_Assignment_
Without the pictures, retype each line below exactly as it stands.

--- Data ---

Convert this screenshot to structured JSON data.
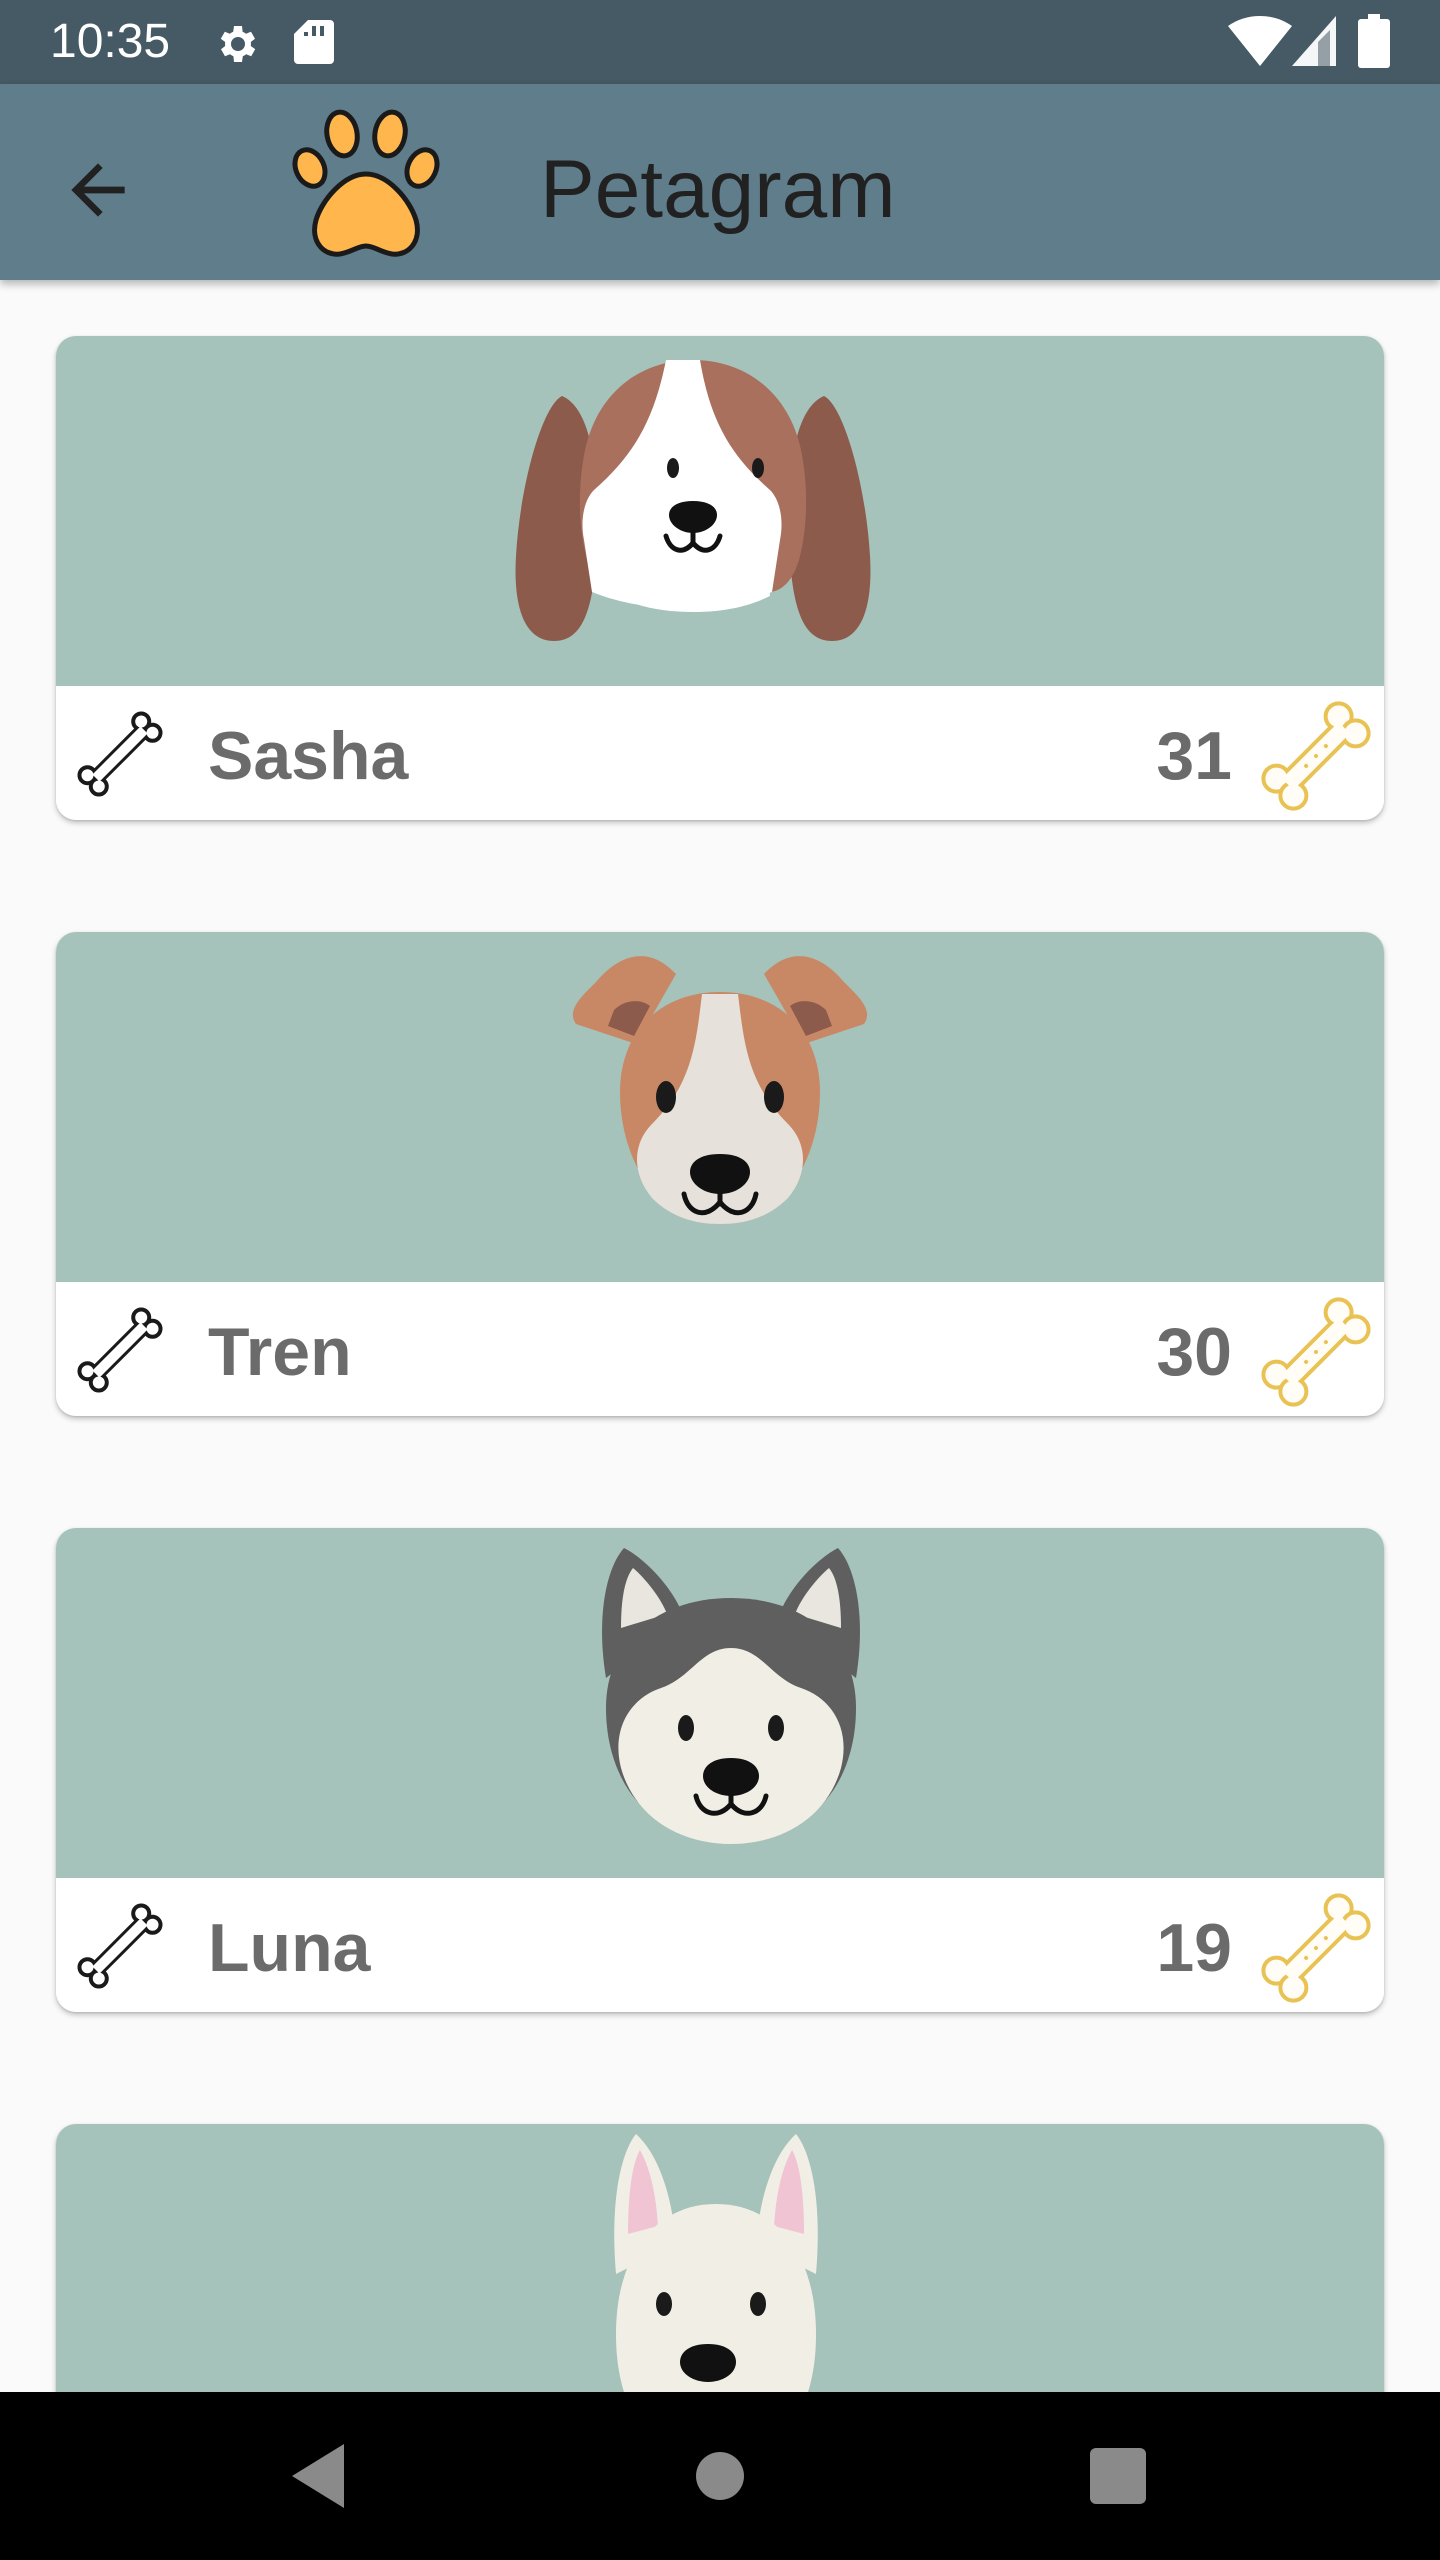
{
  "status_bar": {
    "time": "10:35",
    "left_icons": [
      "settings-icon",
      "sd-card-icon"
    ],
    "right_icons": [
      "wifi-icon",
      "cell-signal-icon",
      "battery-icon"
    ]
  },
  "app_bar": {
    "title": "Petagram",
    "back_icon": "arrow-back-icon",
    "logo_icon": "paw-icon"
  },
  "pets": [
    {
      "name": "Sasha",
      "likes": "31",
      "avatar": "beagle-dog-icon"
    },
    {
      "name": "Tren",
      "likes": "30",
      "avatar": "terrier-dog-icon"
    },
    {
      "name": "Luna",
      "likes": "19",
      "avatar": "husky-dog-icon"
    },
    {
      "name": "",
      "likes": "",
      "avatar": "white-dog-icon"
    }
  ],
  "nav_bar": {
    "buttons": [
      "back-triangle-icon",
      "home-circle-icon",
      "recents-square-icon"
    ]
  },
  "colors": {
    "status_bar": "#455a64",
    "app_bar": "#607d8b",
    "card_image_bg": "#a5c3bb",
    "bone_outline": "#e9c254",
    "text_gray": "#6b6b6b"
  }
}
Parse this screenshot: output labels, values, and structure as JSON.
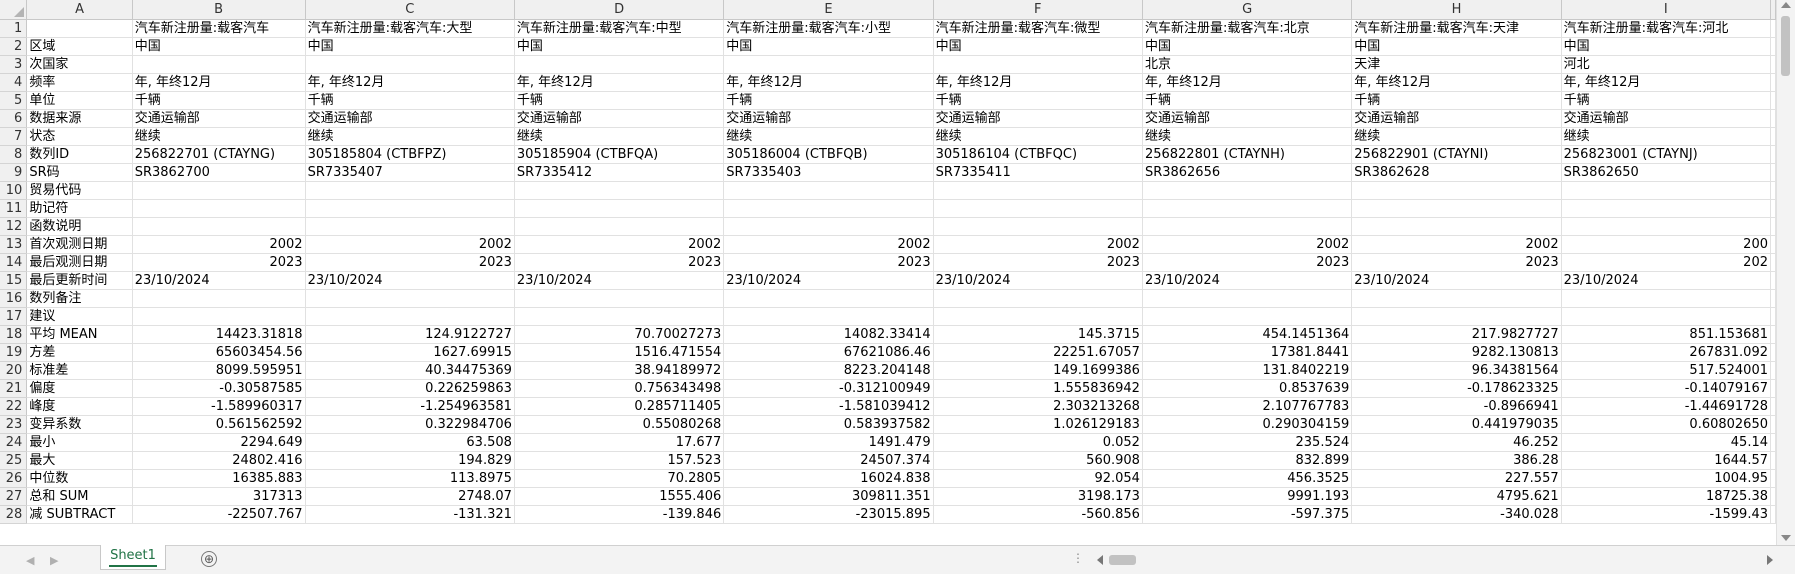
{
  "columns": [
    "A",
    "B",
    "C",
    "D",
    "E",
    "F",
    "G",
    "H",
    "I"
  ],
  "rows": [
    {
      "n": "1",
      "cells": [
        "",
        "汽车新注册量:载客汽车",
        "汽车新注册量:载客汽车:大型",
        "汽车新注册量:载客汽车:中型",
        "汽车新注册量:载客汽车:小型",
        "汽车新注册量:载客汽车:微型",
        "汽车新注册量:载客汽车:北京",
        "汽车新注册量:载客汽车:天津",
        "汽车新注册量:载客汽车:河北"
      ]
    },
    {
      "n": "2",
      "cells": [
        "区域",
        "中国",
        "中国",
        "中国",
        "中国",
        "中国",
        "中国",
        "中国",
        "中国"
      ]
    },
    {
      "n": "3",
      "cells": [
        "次国家",
        "",
        "",
        "",
        "",
        "",
        "北京",
        "天津",
        "河北"
      ]
    },
    {
      "n": "4",
      "cells": [
        "频率",
        "年, 年终12月",
        "年, 年终12月",
        "年, 年终12月",
        "年, 年终12月",
        "年, 年终12月",
        "年, 年终12月",
        "年, 年终12月",
        "年, 年终12月"
      ]
    },
    {
      "n": "5",
      "cells": [
        "单位",
        "千辆",
        "千辆",
        "千辆",
        "千辆",
        "千辆",
        "千辆",
        "千辆",
        "千辆"
      ]
    },
    {
      "n": "6",
      "cells": [
        "数据来源",
        "交通运输部",
        "交通运输部",
        "交通运输部",
        "交通运输部",
        "交通运输部",
        "交通运输部",
        "交通运输部",
        "交通运输部"
      ]
    },
    {
      "n": "7",
      "cells": [
        "状态",
        "继续",
        "继续",
        "继续",
        "继续",
        "继续",
        "继续",
        "继续",
        "继续"
      ]
    },
    {
      "n": "8",
      "cells": [
        "数列ID",
        "256822701 (CTAYNG)",
        "305185804 (CTBFPZ)",
        "305185904 (CTBFQA)",
        "305186004 (CTBFQB)",
        "305186104 (CTBFQC)",
        "256822801 (CTAYNH)",
        "256822901 (CTAYNI)",
        "256823001 (CTAYNJ)"
      ]
    },
    {
      "n": "9",
      "cells": [
        "SR码",
        "SR3862700",
        "SR7335407",
        "SR7335412",
        "SR7335403",
        "SR7335411",
        "SR3862656",
        "SR3862628",
        "SR3862650"
      ]
    },
    {
      "n": "10",
      "cells": [
        "贸易代码",
        "",
        "",
        "",
        "",
        "",
        "",
        "",
        ""
      ]
    },
    {
      "n": "11",
      "cells": [
        "助记符",
        "",
        "",
        "",
        "",
        "",
        "",
        "",
        ""
      ]
    },
    {
      "n": "12",
      "cells": [
        "函数说明",
        "",
        "",
        "",
        "",
        "",
        "",
        "",
        ""
      ]
    },
    {
      "n": "13",
      "cells": [
        "首次观测日期",
        "2002",
        "2002",
        "2002",
        "2002",
        "2002",
        "2002",
        "2002",
        "200"
      ]
    },
    {
      "n": "14",
      "cells": [
        "最后观测日期",
        "2023",
        "2023",
        "2023",
        "2023",
        "2023",
        "2023",
        "2023",
        "202"
      ]
    },
    {
      "n": "15",
      "cells": [
        "最后更新时间",
        "23/10/2024",
        "23/10/2024",
        "23/10/2024",
        "23/10/2024",
        "23/10/2024",
        "23/10/2024",
        "23/10/2024",
        "23/10/2024"
      ]
    },
    {
      "n": "16",
      "cells": [
        "数列备注",
        "",
        "",
        "",
        "",
        "",
        "",
        "",
        ""
      ]
    },
    {
      "n": "17",
      "cells": [
        "建议",
        "",
        "",
        "",
        "",
        "",
        "",
        "",
        ""
      ]
    },
    {
      "n": "18",
      "cells": [
        "平均 MEAN",
        "14423.31818",
        "124.9122727",
        "70.70027273",
        "14082.33414",
        "145.3715",
        "454.1451364",
        "217.9827727",
        "851.153681"
      ]
    },
    {
      "n": "19",
      "cells": [
        "方差",
        "65603454.56",
        "1627.69915",
        "1516.471554",
        "67621086.46",
        "22251.67057",
        "17381.8441",
        "9282.130813",
        "267831.092"
      ]
    },
    {
      "n": "20",
      "cells": [
        "标准差",
        "8099.595951",
        "40.34475369",
        "38.94189972",
        "8223.204148",
        "149.1699386",
        "131.8402219",
        "96.34381564",
        "517.524001"
      ]
    },
    {
      "n": "21",
      "cells": [
        "偏度",
        "-0.30587585",
        "0.226259863",
        "0.756343498",
        "-0.312100949",
        "1.555836942",
        "0.8537639",
        "-0.178623325",
        "-0.14079167"
      ]
    },
    {
      "n": "22",
      "cells": [
        "峰度",
        "-1.589960317",
        "-1.254963581",
        "0.285711405",
        "-1.581039412",
        "2.303213268",
        "2.107767783",
        "-0.8966941",
        "-1.44691728"
      ]
    },
    {
      "n": "23",
      "cells": [
        "变异系数",
        "0.561562592",
        "0.322984706",
        "0.55080268",
        "0.583937582",
        "1.026129183",
        "0.290304159",
        "0.441979035",
        "0.60802650"
      ]
    },
    {
      "n": "24",
      "cells": [
        "最小",
        "2294.649",
        "63.508",
        "17.677",
        "1491.479",
        "0.052",
        "235.524",
        "46.252",
        "45.14"
      ]
    },
    {
      "n": "25",
      "cells": [
        "最大",
        "24802.416",
        "194.829",
        "157.523",
        "24507.374",
        "560.908",
        "832.899",
        "386.28",
        "1644.57"
      ]
    },
    {
      "n": "26",
      "cells": [
        "中位数",
        "16385.883",
        "113.8975",
        "70.2805",
        "16024.838",
        "92.054",
        "456.3525",
        "227.557",
        "1004.95"
      ]
    },
    {
      "n": "27",
      "cells": [
        "总和 SUM",
        "317313",
        "2748.07",
        "1555.406",
        "309811.351",
        "3198.173",
        "9991.193",
        "4795.621",
        "18725.38"
      ]
    },
    {
      "n": "28",
      "cells": [
        "减 SUBTRACT",
        "-22507.767",
        "-131.321",
        "-139.846",
        "-23015.895",
        "-560.856",
        "-597.375",
        "-340.028",
        "-1599.43"
      ]
    }
  ],
  "sheet_tab": "Sheet1",
  "add_sheet_symbol": "⊕",
  "hdots": "⋮"
}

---

_Exercise solution_
Convert this screenshot to structured JSON data.
{
  "status_bar": {
    "time": "10:35",
    "left_icons": [
      "settings-icon",
      "sd-card-icon"
    ],
    "right_icons": [
      "wifi-icon",
      "cell-signal-icon",
      "battery-icon"
    ]
  },
  "app_bar": {
    "title": "Petagram",
    "back_icon": "arrow-back-icon",
    "logo_icon": "paw-icon"
  },
  "pets": [
    {
      "name": "Sasha",
      "likes": "31",
      "avatar": "beagle-dog-icon"
    },
    {
      "name": "Tren",
      "likes": "30",
      "avatar": "terrier-dog-icon"
    },
    {
      "name": "Luna",
      "likes": "19",
      "avatar": "husky-dog-icon"
    },
    {
      "name": "",
      "likes": "",
      "avatar": "white-dog-icon"
    }
  ],
  "nav_bar": {
    "buttons": [
      "back-triangle-icon",
      "home-circle-icon",
      "recents-square-icon"
    ]
  },
  "colors": {
    "status_bar": "#455a64",
    "app_bar": "#607d8b",
    "card_image_bg": "#a5c3bb",
    "bone_outline": "#e9c254",
    "text_gray": "#6b6b6b"
  }
}
Parse this screenshot: output labels, values, and structure as JSON.
{
  "columns": [
    "A",
    "B",
    "C",
    "D",
    "E",
    "F",
    "G",
    "H",
    "I"
  ],
  "rows": [
    {
      "n": "1",
      "cells": [
        "",
        "汽车新注册量:载客汽车",
        "汽车新注册量:载客汽车:大型",
        "汽车新注册量:载客汽车:中型",
        "汽车新注册量:载客汽车:小型",
        "汽车新注册量:载客汽车:微型",
        "汽车新注册量:载客汽车:北京",
        "汽车新注册量:载客汽车:天津",
        "汽车新注册量:载客汽车:河北"
      ]
    },
    {
      "n": "2",
      "cells": [
        "区域",
        "中国",
        "中国",
        "中国",
        "中国",
        "中国",
        "中国",
        "中国",
        "中国"
      ]
    },
    {
      "n": "3",
      "cells": [
        "次国家",
        "",
        "",
        "",
        "",
        "",
        "北京",
        "天津",
        "河北"
      ]
    },
    {
      "n": "4",
      "cells": [
        "频率",
        "年, 年终12月",
        "年, 年终12月",
        "年, 年终12月",
        "年, 年终12月",
        "年, 年终12月",
        "年, 年终12月",
        "年, 年终12月",
        "年, 年终12月"
      ]
    },
    {
      "n": "5",
      "cells": [
        "单位",
        "千辆",
        "千辆",
        "千辆",
        "千辆",
        "千辆",
        "千辆",
        "千辆",
        "千辆"
      ]
    },
    {
      "n": "6",
      "cells": [
        "数据来源",
        "交通运输部",
        "交通运输部",
        "交通运输部",
        "交通运输部",
        "交通运输部",
        "交通运输部",
        "交通运输部",
        "交通运输部"
      ]
    },
    {
      "n": "7",
      "cells": [
        "状态",
        "继续",
        "继续",
        "继续",
        "继续",
        "继续",
        "继续",
        "继续",
        "继续"
      ]
    },
    {
      "n": "8",
      "cells": [
        "数列ID",
        "256822701 (CTAYNG)",
        "305185804 (CTBFPZ)",
        "305185904 (CTBFQA)",
        "305186004 (CTBFQB)",
        "305186104 (CTBFQC)",
        "256822801 (CTAYNH)",
        "256822901 (CTAYNI)",
        "256823001 (CTAYNJ)"
      ]
    },
    {
      "n": "9",
      "cells": [
        "SR码",
        "SR3862700",
        "SR7335407",
        "SR7335412",
        "SR7335403",
        "SR7335411",
        "SR3862656",
        "SR3862628",
        "SR3862650"
      ]
    },
    {
      "n": "10",
      "cells": [
        "贸易代码",
        "",
        "",
        "",
        "",
        "",
        "",
        "",
        ""
      ]
    },
    {
      "n": "11",
      "cells": [
        "助记符",
        "",
        "",
        "",
        "",
        "",
        "",
        "",
        ""
      ]
    },
    {
      "n": "12",
      "cells": [
        "函数说明",
        "",
        "",
        "",
        "",
        "",
        "",
        "",
        ""
      ]
    },
    {
      "n": "13",
      "cells": [
        "首次观测日期",
        "2002",
        "2002",
        "2002",
        "2002",
        "2002",
        "2002",
        "2002",
        "200"
      ]
    },
    {
      "n": "14",
      "cells": [
        "最后观测日期",
        "2023",
        "2023",
        "2023",
        "2023",
        "2023",
        "2023",
        "2023",
        "202"
      ]
    },
    {
      "n": "15",
      "cells": [
        "最后更新时间",
        "23/10/2024",
        "23/10/2024",
        "23/10/2024",
        "23/10/2024",
        "23/10/2024",
        "23/10/2024",
        "23/10/2024",
        "23/10/2024"
      ]
    },
    {
      "n": "16",
      "cells": [
        "数列备注",
        "",
        "",
        "",
        "",
        "",
        "",
        "",
        ""
      ]
    },
    {
      "n": "17",
      "cells": [
        "建议",
        "",
        "",
        "",
        "",
        "",
        "",
        "",
        ""
      ]
    },
    {
      "n": "18",
      "cells": [
        "平均 MEAN",
        "14423.31818",
        "124.9122727",
        "70.70027273",
        "14082.33414",
        "145.3715",
        "454.1451364",
        "217.9827727",
        "851.153681"
      ]
    },
    {
      "n": "19",
      "cells": [
        "方差",
        "65603454.56",
        "1627.69915",
        "1516.471554",
        "67621086.46",
        "22251.67057",
        "17381.8441",
        "9282.130813",
        "267831.092"
      ]
    },
    {
      "n": "20",
      "cells": [
        "标准差",
        "8099.595951",
        "40.34475369",
        "38.94189972",
        "8223.204148",
        "149.1699386",
        "131.8402219",
        "96.34381564",
        "517.524001"
      ]
    },
    {
      "n": "21",
      "cells": [
        "偏度",
        "-0.30587585",
        "0.226259863",
        "0.756343498",
        "-0.312100949",
        "1.555836942",
        "0.8537639",
        "-0.178623325",
        "-0.14079167"
      ]
    },
    {
      "n": "22",
      "cells": [
        "峰度",
        "-1.589960317",
        "-1.254963581",
        "0.285711405",
        "-1.581039412",
        "2.303213268",
        "2.107767783",
        "-0.8966941",
        "-1.44691728"
      ]
    },
    {
      "n": "23",
      "cells": [
        "变异系数",
        "0.561562592",
        "0.322984706",
        "0.55080268",
        "0.583937582",
        "1.026129183",
        "0.290304159",
        "0.441979035",
        "0.60802650"
      ]
    },
    {
      "n": "24",
      "cells": [
        "最小",
        "2294.649",
        "63.508",
        "17.677",
        "1491.479",
        "0.052",
        "235.524",
        "46.252",
        "45.14"
      ]
    },
    {
      "n": "25",
      "cells": [
        "最大",
        "24802.416",
        "194.829",
        "157.523",
        "24507.374",
        "560.908",
        "832.899",
        "386.28",
        "1644.57"
      ]
    },
    {
      "n": "26",
      "cells": [
        "中位数",
        "16385.883",
        "113.8975",
        "70.2805",
        "16024.838",
        "92.054",
        "456.3525",
        "227.557",
        "1004.95"
      ]
    },
    {
      "n": "27",
      "cells": [
        "总和 SUM",
        "317313",
        "2748.07",
        "1555.406",
        "309811.351",
        "3198.173",
        "9991.193",
        "4795.621",
        "18725.38"
      ]
    },
    {
      "n": "28",
      "cells": [
        "减 SUBTRACT",
        "-22507.767",
        "-131.321",
        "-139.846",
        "-23015.895",
        "-560.856",
        "-597.375",
        "-340.028",
        "-1599.43"
      ]
    }
  ],
  "sheet_tab": "Sheet1",
  "add_sheet_symbol": "⊕",
  "hdots": "⋮"
}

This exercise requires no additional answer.